2 if the other branches do not. Allowing a United States citizen in Puerto Rico that is poor and

3 disabled to be denied SSI disability payments creates an impermissible second rate citizenship akin

4 to that premised on race and amounts to Congress switching off the Constitution. All United States

5 citizens must trust that their fundamental constitutional rights will be safeguarded everywhere

6 within the Nation, be in a State or Territory.10

7 III. Conclusion

8 For the reasons stated above, the Court GRANTS Vaello-Madero’s Motion for Summary

9 Judgment (Docket No. 57) and DENIES the government’s Cross-Motion for Summary Judgment

10 (Docket No. 59). Judgment shall be entered accordingly.


12 In San Juan, Puerto Rico this 4th day of January, 2019.

13 s/ Gustavo A. Gelpí
14 United States District Judge

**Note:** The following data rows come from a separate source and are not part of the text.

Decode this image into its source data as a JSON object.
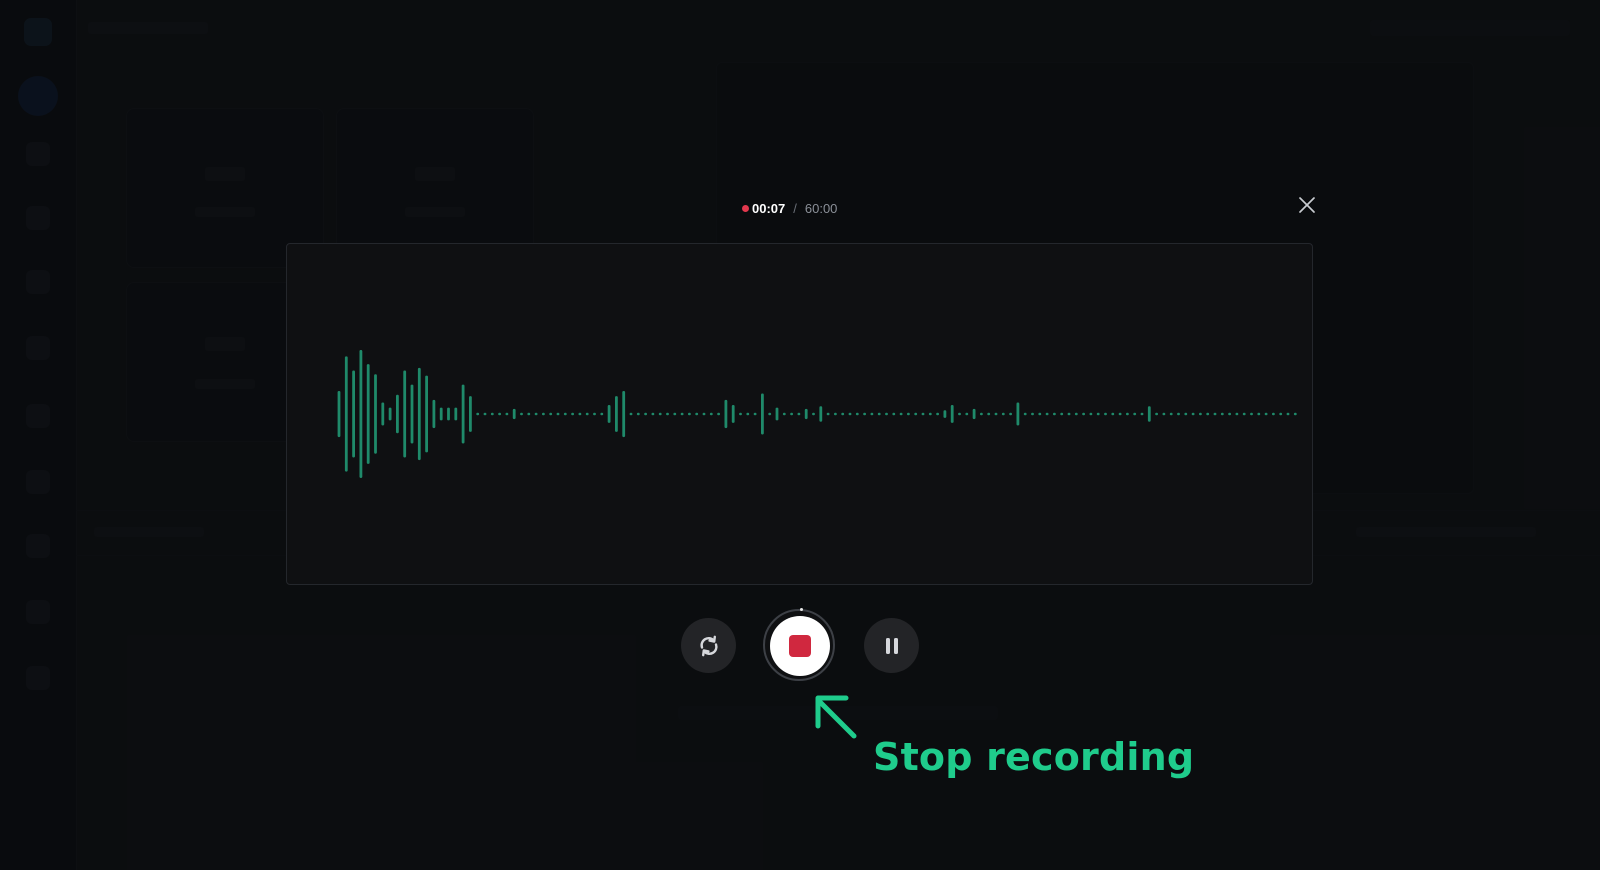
{
  "recorder": {
    "elapsed": "00:07",
    "separator": "/",
    "total": "60:00",
    "recording_color": "#e2384d",
    "waveform_color": "#1f8a6a",
    "waveform_amplitudes": [
      0.36,
      0.9,
      0.68,
      1.0,
      0.78,
      0.62,
      0.18,
      0.1,
      0.3,
      0.68,
      0.46,
      0.72,
      0.6,
      0.22,
      0.1,
      0.1,
      0.1,
      0.46,
      0.28,
      0.02,
      0.02,
      0.02,
      0.02,
      0.02,
      0.08,
      0.02,
      0.02,
      0.02,
      0.02,
      0.02,
      0.02,
      0.02,
      0.02,
      0.02,
      0.02,
      0.02,
      0.02,
      0.14,
      0.28,
      0.36,
      0.02,
      0.02,
      0.02,
      0.02,
      0.02,
      0.02,
      0.02,
      0.02,
      0.02,
      0.02,
      0.02,
      0.02,
      0.02,
      0.22,
      0.14,
      0.02,
      0.02,
      0.02,
      0.32,
      0.02,
      0.1,
      0.02,
      0.02,
      0.02,
      0.08,
      0.02,
      0.12,
      0.02,
      0.02,
      0.02,
      0.02,
      0.02,
      0.02,
      0.02,
      0.02,
      0.02,
      0.02,
      0.02,
      0.02,
      0.02,
      0.02,
      0.02,
      0.02,
      0.06,
      0.14,
      0.02,
      0.02,
      0.08,
      0.02,
      0.02,
      0.02,
      0.02,
      0.02,
      0.18,
      0.02,
      0.02,
      0.02,
      0.02,
      0.02,
      0.02,
      0.02,
      0.02,
      0.02,
      0.02,
      0.02,
      0.02,
      0.02,
      0.02,
      0.02,
      0.02,
      0.02,
      0.12,
      0.02,
      0.02,
      0.02,
      0.02,
      0.02,
      0.02,
      0.02,
      0.02,
      0.02,
      0.02,
      0.02,
      0.02,
      0.02,
      0.02,
      0.02,
      0.02,
      0.02,
      0.02,
      0.02,
      0.02
    ]
  },
  "controls": {
    "restart_icon": "restart-icon",
    "stop_icon": "stop-icon",
    "pause_icon": "pause-icon",
    "close_icon": "close-icon"
  },
  "annotation": {
    "text": "Stop recording",
    "color": "#1fcc8c",
    "arrow_icon": "arrow-up-left-icon"
  }
}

   To hold otherwise would permit constitutionally absurd and anomalous results in Puerto Rico. For example, a statute
analogous to the Defense of Marriage Act, held to be unconstitutional in Windsor, could still apply in Puerto Rico if premised on
24 territorial, socio-economic grounds. Thus, same sex spouses who move to Puerto Rico, would not be entitled here to dependent
Social Security, veterans, or other federal benefits and entitlements.